Sister to Sister: Figuring Out Godliness–The Exciting Conclusion =)

Are You Up to the Challenge?

 

11270664_10152744265201384_2434744574414167591_oNevertheless she will be saved in childbearing if they continue in faith, love, and holiness, with self-control.

Scholars have had varying views about what “she will be saved in childbearing” means.  Some believe that it means women are saved because it was a woman who gave birth to the Messiah. They reason that it was through that miraculous “childbearing” in Bethlehem, that we are all saved. Of course there’s a sense in which that’s true, but I believe the passage more directly applies to the practical roles of Christian women. Let me explain.

Throughout New Testament writings there is an obvious emphasis on the role of Christian women in the home. There is great wisdom in this emphasis. Can you imagine how large our churches would be today if every Christian mother since the day of Pentecost had successfully raised her children to be faithful to the Lord? It staggers the imagination!

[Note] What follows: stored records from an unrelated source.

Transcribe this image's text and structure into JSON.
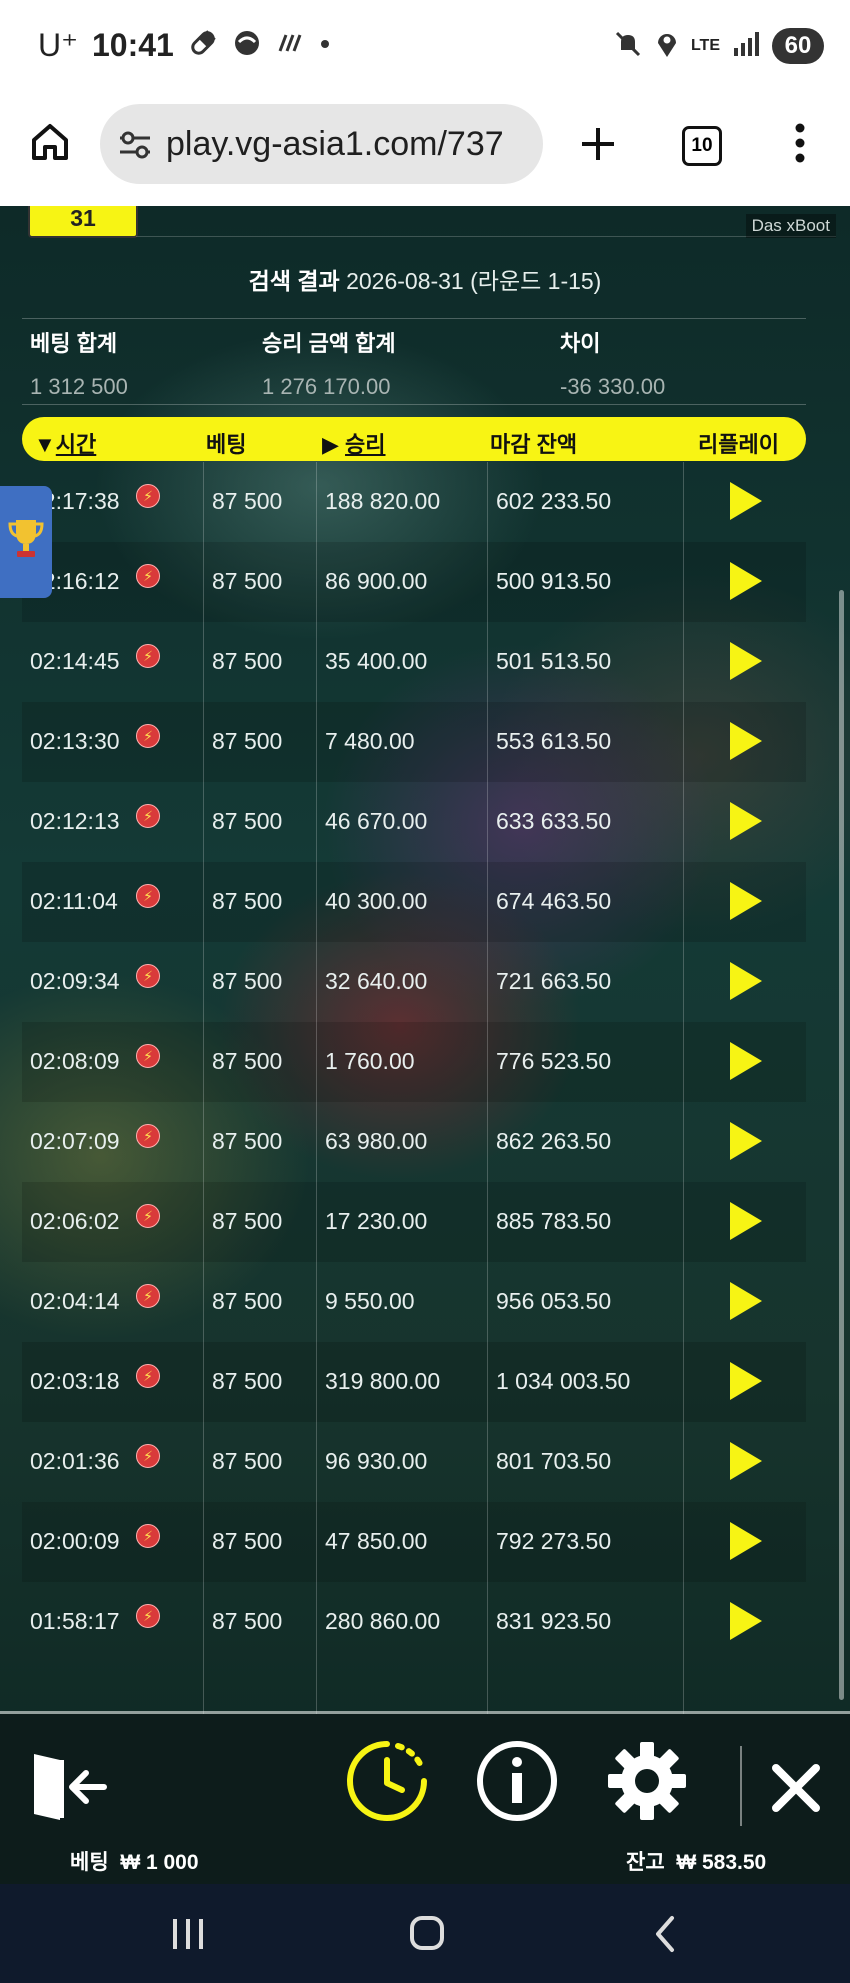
{
  "status_bar": {
    "carrier": "U⁺",
    "time": "10:41",
    "battery": "60",
    "network": "LTE"
  },
  "browser": {
    "url": "play.vg-asia1.com/737",
    "tab_count": "10"
  },
  "game": {
    "date_chip": "31",
    "provider_tag": "Das xBoot",
    "search_label": "검색 결과",
    "search_date": "2026-08-31 (라운드 1-15)",
    "summary": {
      "bet_total_label": "베팅 합계",
      "bet_total_value": "1 312 500",
      "win_total_label": "승리 금액 합계",
      "win_total_value": "1 276 170.00",
      "diff_label": "차이",
      "diff_value": "-36 330.00"
    },
    "table": {
      "headers": {
        "time": "시간",
        "bet": "베팅",
        "win": "승리",
        "balance": "마감 잔액",
        "replay": "리플레이"
      },
      "rows": [
        {
          "time": "02:17:38",
          "bet": "87 500",
          "win": "188 820.00",
          "balance": "602 233.50"
        },
        {
          "time": "02:16:12",
          "bet": "87 500",
          "win": "86 900.00",
          "balance": "500 913.50"
        },
        {
          "time": "02:14:45",
          "bet": "87 500",
          "win": "35 400.00",
          "balance": "501 513.50"
        },
        {
          "time": "02:13:30",
          "bet": "87 500",
          "win": "7 480.00",
          "balance": "553 613.50"
        },
        {
          "time": "02:12:13",
          "bet": "87 500",
          "win": "46 670.00",
          "balance": "633 633.50"
        },
        {
          "time": "02:11:04",
          "bet": "87 500",
          "win": "40 300.00",
          "balance": "674 463.50"
        },
        {
          "time": "02:09:34",
          "bet": "87 500",
          "win": "32 640.00",
          "balance": "721 663.50"
        },
        {
          "time": "02:08:09",
          "bet": "87 500",
          "win": "1 760.00",
          "balance": "776 523.50"
        },
        {
          "time": "02:07:09",
          "bet": "87 500",
          "win": "63 980.00",
          "balance": "862 263.50"
        },
        {
          "time": "02:06:02",
          "bet": "87 500",
          "win": "17 230.00",
          "balance": "885 783.50"
        },
        {
          "time": "02:04:14",
          "bet": "87 500",
          "win": "9 550.00",
          "balance": "956 053.50"
        },
        {
          "time": "02:03:18",
          "bet": "87 500",
          "win": "319 800.00",
          "balance": "1 034 003.50"
        },
        {
          "time": "02:01:36",
          "bet": "87 500",
          "win": "96 930.00",
          "balance": "801 703.50"
        },
        {
          "time": "02:00:09",
          "bet": "87 500",
          "win": "47 850.00",
          "balance": "792 273.50"
        },
        {
          "time": "01:58:17",
          "bet": "87 500",
          "win": "280 860.00",
          "balance": "831 923.50"
        }
      ]
    },
    "footer": {
      "bet_label": "베팅",
      "bet_value": "₩ 1 000",
      "balance_label": "잔고",
      "balance_value": "₩ 583.50"
    }
  },
  "colors": {
    "accent_yellow": "#f7f414",
    "bolt_red": "#d93a3a",
    "trophy_tab": "#3f6fc2"
  },
  "icons": [
    "home-icon",
    "site-settings-icon",
    "plus-icon",
    "tabs-icon",
    "more-icon",
    "trophy-icon",
    "lightning-icon",
    "play-icon",
    "exit-icon",
    "history-icon",
    "info-icon",
    "gear-icon",
    "close-icon",
    "recents-icon",
    "home-nav-icon",
    "back-icon"
  ]
}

I believe the Holy Spirit in verses 11-14 teaches what women cannot do in service to the Lord. I believe in verse 15, He gives us the flip side of the coin. I believe He is teaching women what we can best do if we want to build the church. We can bear children and raise them to be faithful, full of love, holy and self-controlled.  I believe He is teaching us that when we, as Christian women, do this most important of all women’s jobs successfully, we will necessarily be mothers who are walking in a saved condition.  Children can grow up and learn faith from other sources besides Mom. But if they do learn faith from Mom—a faith that calls them to be set apart from the world; holy—then Mom necessarily had to have a strong faith to transfer. If the Mom was privileged to teach them to love the Lord with all of their hearts, souls, strength, and minds, then that says a lot about the fervor of Mom’s love.  If they got a self control from Mom that’s big enough to keep them from that roaring lion who seeks to devour them, then Mom had to have a serious spiritual focus. Simply put, if I am the one who gives my children a faith that will take them to heaven, I must be on the road to heaven myself.

The devil is busy. The world is enticing. The culture is challenging. But my place is here. My time is now. Whether I am the woman striving to be godly on the inside and out, or the man who is trying to grow into the spiritual leader of a righteous home, God can use me when I examine his Word, find my role and fill it. But I must also look for others who are finding their life’s direction in the same great Book. I must look to these people for my influences, my encouragement, and my best friends. It is from this circle that I will one day find my spouse. Husbands can be great leaders when they choose women who are true to their profession of godliness. Women, likewise, find their greatest potential filled when they are willing to be molded into God’s women, even when it means going against the grain of a culture of feminism. May we help each other be submissive to His will as we find our places in the body of Christ.